Today, May 11th is an infamous anniversary in San Angelo. It was on this date 69 years ago that one of the most deadly tornados roared through San Angelo.
The tornado reached F4 strength meaning it may have had winds between 166 and 200 miles an hour. This storm severely damaged 15 square blocks of Downtown San Angelo. Along with the deaths and injuries, the 20 mile path of the storm resulted in amazing damage. In all, 519 homes were destroyed, 19 businesses were lost and 150 cars were decimated. The total dollar damage of the storm was 3.4 Million Dollars. That is the equivalent to nearly 30 million dollars in 2022 dollars.
On that same day, a powerful F5 tornado, the strongest on the Fujita Scale tore through Waco This tornado killed 114 people making it the deadliest tornado in Texas, since 1900. The damage in Waco was biblical
News reel footage beamed the damage to theaters all across the nation.
As deadly as the San Angelo Lakeview tornado was, it came so close to being so much worse. The tornado struck between 215p and 3p. In it's path from 17 miles northwest of San Angelo to just east of Armstrong Street, the tornado slammed into Lake View Junior High School.

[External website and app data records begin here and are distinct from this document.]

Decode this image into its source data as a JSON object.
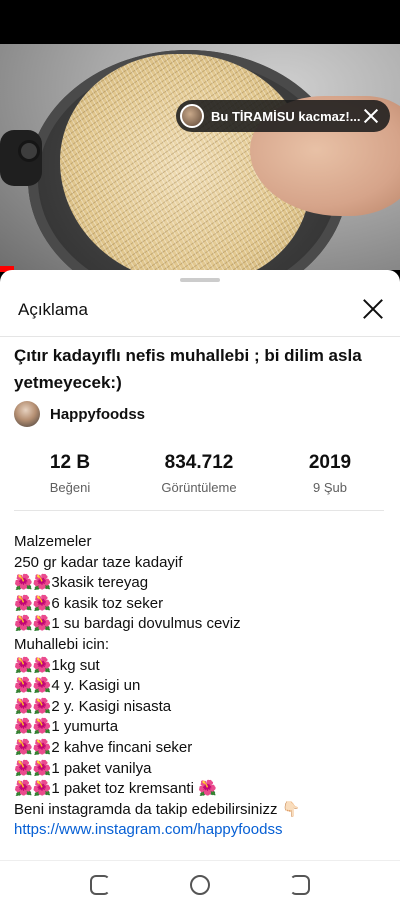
{
  "video": {
    "promo_text": "Bu TİRAMİSU kacmaz!..."
  },
  "sheet": {
    "title": "Açıklama"
  },
  "details": {
    "video_title": "Çıtır kadayıflı nefis muhallebi ; bi dilim asla yetmeyecek:)",
    "channel_name": "Happyfoodss"
  },
  "stats": [
    {
      "value": "12 B",
      "label": "Beğeni"
    },
    {
      "value": "834.712",
      "label": "Görüntüleme"
    },
    {
      "value": "2019",
      "label": "9 Şub"
    }
  ],
  "description": {
    "lines": [
      "Malzemeler",
      "250 gr kadar taze kadayif",
      "🌺🌺3kasik tereyag",
      "🌺🌺6 kasik toz seker",
      "🌺🌺1 su bardagi dovulmus ceviz",
      "Muhallebi icin:",
      "🌺🌺1kg sut",
      "🌺🌺4 y. Kasigi un",
      "🌺🌺2 y. Kasigi nisasta",
      "🌺🌺1 yumurta",
      "🌺🌺2 kahve fincani seker",
      "🌺🌺1 paket vanilya",
      "🌺🌺1 paket toz kremsanti 🌺",
      "Beni instagramda da takip edebilirsinizz 👇🏻"
    ],
    "link": "https://www.instagram.com/happyfoodss"
  }
}
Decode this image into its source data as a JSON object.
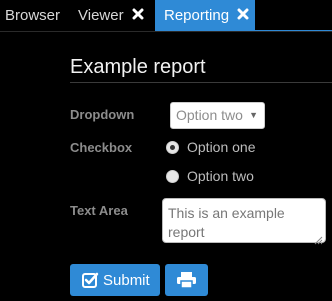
{
  "tabs": [
    {
      "label": "Browser"
    },
    {
      "label": "Viewer"
    },
    {
      "label": "Reporting"
    }
  ],
  "report": {
    "title": "Example report",
    "dropdown": {
      "label": "Dropdown",
      "selected": "Option two"
    },
    "checkbox": {
      "label": "Checkbox",
      "options": [
        "Option one",
        "Option two"
      ],
      "selected": "Option one"
    },
    "textarea": {
      "label": "Text Area",
      "value": "This is an example report"
    },
    "buttons": {
      "submit_label": "Submit",
      "print_icon": "print-icon"
    }
  },
  "colors": {
    "accent": "#2f8ad6",
    "background": "#000000",
    "label": "#8c8c8c"
  }
}
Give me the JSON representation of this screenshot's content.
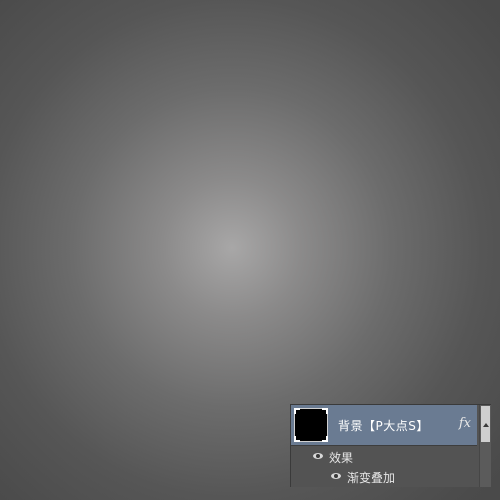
{
  "layers_panel": {
    "layer": {
      "name": "背景【P大点S】",
      "fx_label": "fx"
    },
    "effects_label": "效果",
    "effect_items": [
      {
        "label": "渐变叠加"
      }
    ]
  },
  "colors": {
    "canvas_center": "#a8a7a7",
    "canvas_edge": "#474747",
    "selected_layer": "#6a7b92",
    "panel_bg": "#535353"
  },
  "icons": {
    "visibility": "eye-icon",
    "layer_effects": "fx-icon",
    "thumbnail": "layer-thumbnail"
  }
}
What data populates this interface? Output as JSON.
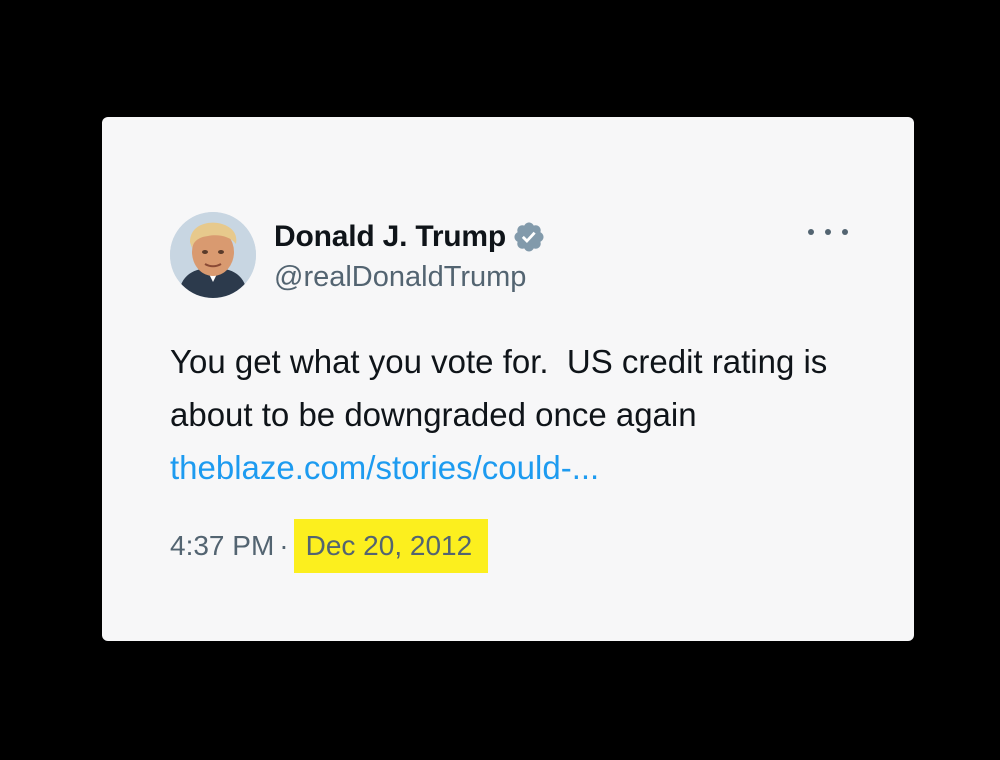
{
  "tweet": {
    "display_name": "Donald J. Trump",
    "handle": "@realDonaldTrump",
    "verified_icon": "verified-badge-icon",
    "more_icon": "more-options-icon",
    "text": "You get what you vote for.  US credit rating is about to be downgraded once again ",
    "link_text": "theblaze.com/stories/could-...",
    "time": "4:37 PM",
    "separator": "·",
    "date": "Dec 20, 2012"
  },
  "colors": {
    "card_background": "#f7f7f8",
    "page_background": "#000000",
    "link": "#1d9bf0",
    "secondary_text": "#536471",
    "primary_text": "#0f1419",
    "highlight": "#fcef1e",
    "verified_badge": "#829aab"
  }
}
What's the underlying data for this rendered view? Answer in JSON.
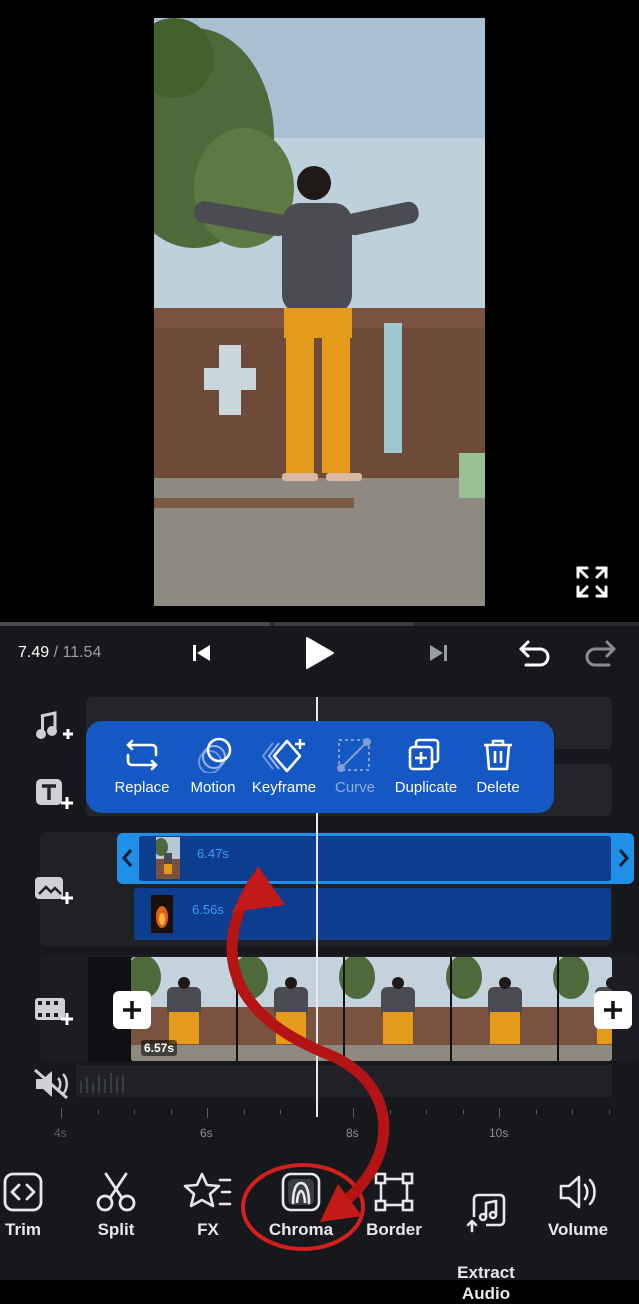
{
  "player": {
    "current_time": "7.49",
    "separator": " / ",
    "total_time": "11.54"
  },
  "context_menu": {
    "items": [
      {
        "label": "Replace",
        "icon": "replace-icon",
        "enabled": true
      },
      {
        "label": "Motion",
        "icon": "motion-icon",
        "enabled": true
      },
      {
        "label": "Keyframe",
        "icon": "keyframe-icon",
        "enabled": true
      },
      {
        "label": "Curve",
        "icon": "curve-icon",
        "enabled": false
      },
      {
        "label": "Duplicate",
        "icon": "duplicate-icon",
        "enabled": true
      },
      {
        "label": "Delete",
        "icon": "delete-icon",
        "enabled": true
      }
    ]
  },
  "tracks": {
    "overlay_clip_1_duration": "6.47s",
    "overlay_clip_2_duration": "6.56s",
    "main_clip_duration": "6.57s"
  },
  "ruler": {
    "labels": [
      "4s",
      "6s",
      "8s",
      "10s"
    ]
  },
  "toolbar": {
    "items": [
      {
        "label": "Trim",
        "icon": "trim-icon"
      },
      {
        "label": "Split",
        "icon": "scissors-icon"
      },
      {
        "label": "FX",
        "icon": "fx-star-icon"
      },
      {
        "label": "Chroma",
        "icon": "chroma-icon"
      },
      {
        "label": "Border",
        "icon": "border-icon"
      },
      {
        "label": "Extract\nAudio",
        "icon": "extract-audio-icon"
      },
      {
        "label": "Volume",
        "icon": "volume-icon"
      }
    ]
  },
  "colors": {
    "accent_blue": "#1f6fe0",
    "menu_blue": "#1558c4",
    "clip_blue": "#0c3d8f",
    "annotation_red": "#d41f1f"
  }
}
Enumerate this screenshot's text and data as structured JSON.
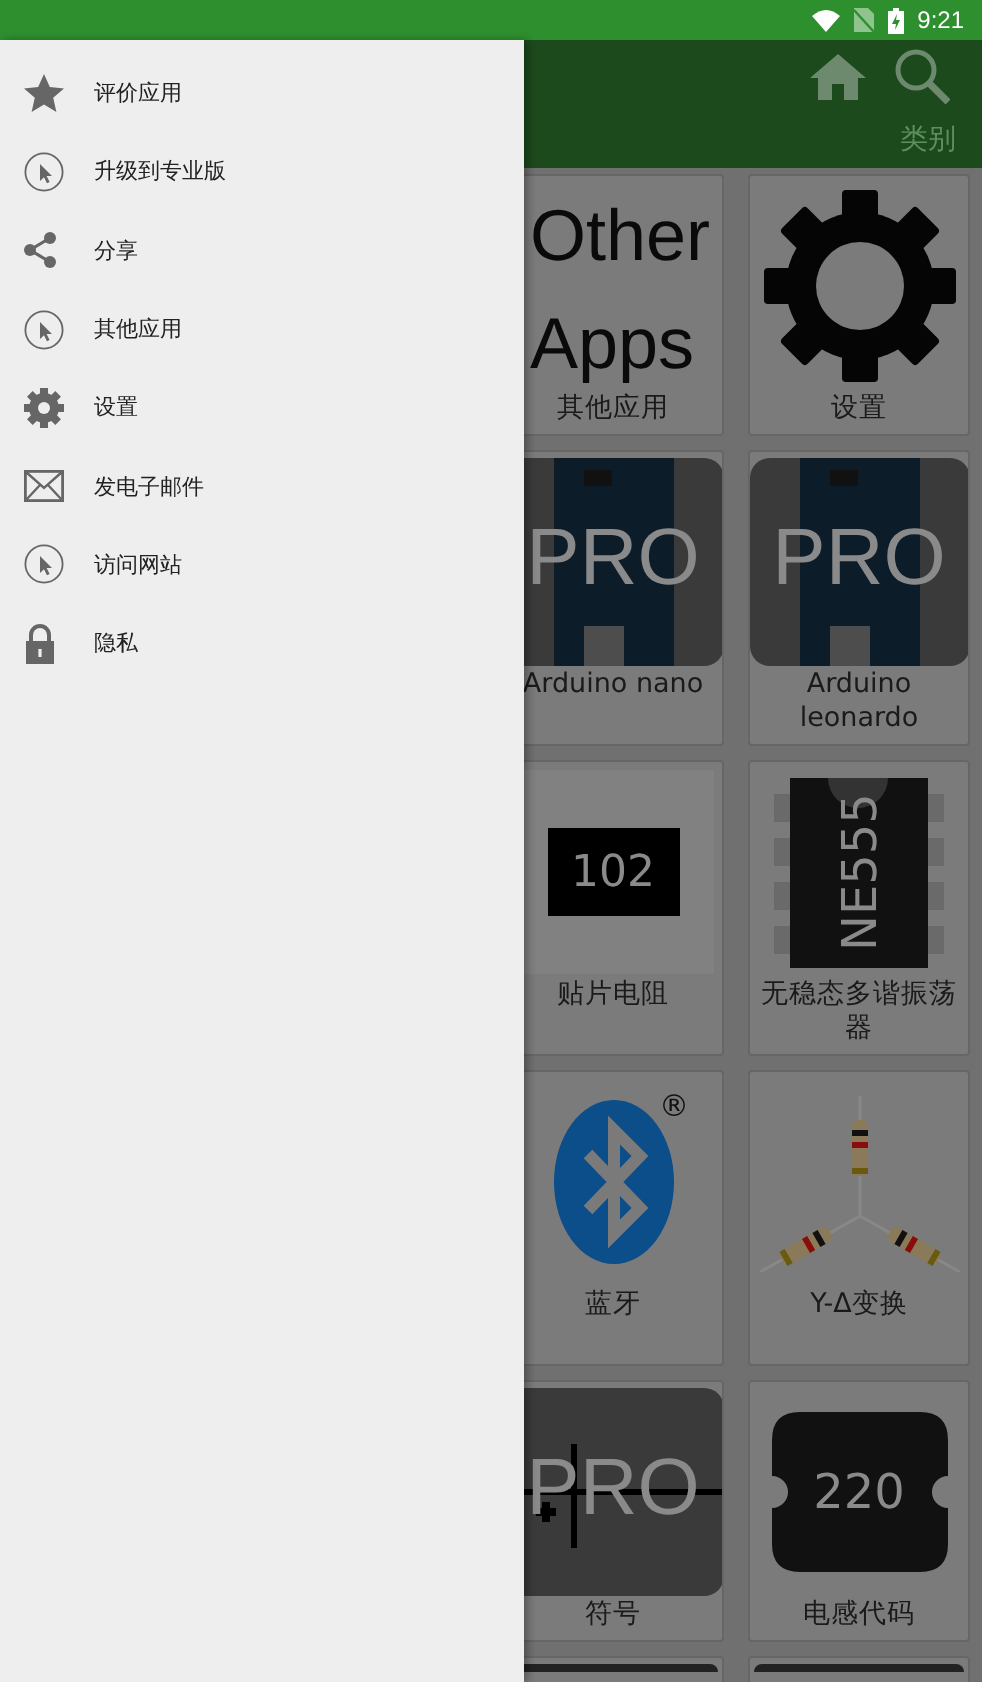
{
  "status_bar": {
    "time": "9:21"
  },
  "drawer": {
    "items": [
      {
        "kind": "star",
        "label": "评价应用"
      },
      {
        "kind": "cursor",
        "label": "升级到专业版"
      },
      {
        "kind": "share",
        "label": "分享"
      },
      {
        "kind": "cursor",
        "label": "其他应用"
      },
      {
        "kind": "gear",
        "label": "设置"
      },
      {
        "kind": "mail",
        "label": "发电子邮件"
      },
      {
        "kind": "cursor",
        "label": "访问网站"
      },
      {
        "kind": "lock",
        "label": "隐私"
      }
    ]
  },
  "tab_label": "类别",
  "tiles": [
    {
      "kind": "words",
      "art_text": [
        "Other",
        "Apps"
      ],
      "label": "其他应用"
    },
    {
      "kind": "gear",
      "label": "设置"
    },
    {
      "kind": "board",
      "badge": "PRO",
      "label": "Arduino nano"
    },
    {
      "kind": "board",
      "badge": "PRO",
      "label": "Arduino leonardo"
    },
    {
      "kind": "smd",
      "art_text": [
        "102"
      ],
      "label": "贴片电阻"
    },
    {
      "kind": "ic",
      "art_text": [
        "NE555"
      ],
      "label": "无稳态多谐振荡器"
    },
    {
      "kind": "bluetooth",
      "art_text": [
        "®"
      ],
      "label": "蓝牙"
    },
    {
      "kind": "wye",
      "label": "Y-Δ变换"
    },
    {
      "kind": "symbol",
      "badge": "PRO",
      "label": "符号"
    },
    {
      "kind": "inductor",
      "art_text": [
        "220"
      ],
      "label": "电感代码"
    },
    {
      "kind": "blank"
    },
    {
      "kind": "blank"
    }
  ]
}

Principal Mac Snodgrass was getting ready to drive a bus full of children home. The tornadw was right in the path of where he would be driving. Fortunately, he received a call from Superintendent, Jean Burleson, about the possibility of a tornado. Snodgrass' quick action, getting the kids to safety probably saved countless lives.
Students, who were in the school that fateful day, often tell the story of what happened when the storm hit. A 7th Grade student later told reporters that as the storm approached he could hardly breath. Students were instructed to go into the hall. One student barely escaped his desk, when the glass caved in and dust, dirt, sticks and every manner of debris crashed into the classroom and spilled into the hall.
The roof blew off and while there was alot of screaming and desperate crying, the only sound anyone could hear was the wind and rain. Considering that there were 1000 people in the school when the tornado hit, everyone got out alive. There were only a few minor injuries.
Of course, many of the students saved that day went on to have families of their own and grandchildren. All those descendants can thank the quick acting hero teachers and administrators at that school on that fateful day for their very survival.
Every time a thunderstorm roars in the distance, those who've been through a tornado event live in fear that it will happen again. It is never a bad idea to learn what to do to be safe if and when it does happen again.
Anyone who is still around who survived that day surely will never forget it. Let's hope if this ever happens again in San Angelo, we'll have heroic leaders who again will know what to do and save lives.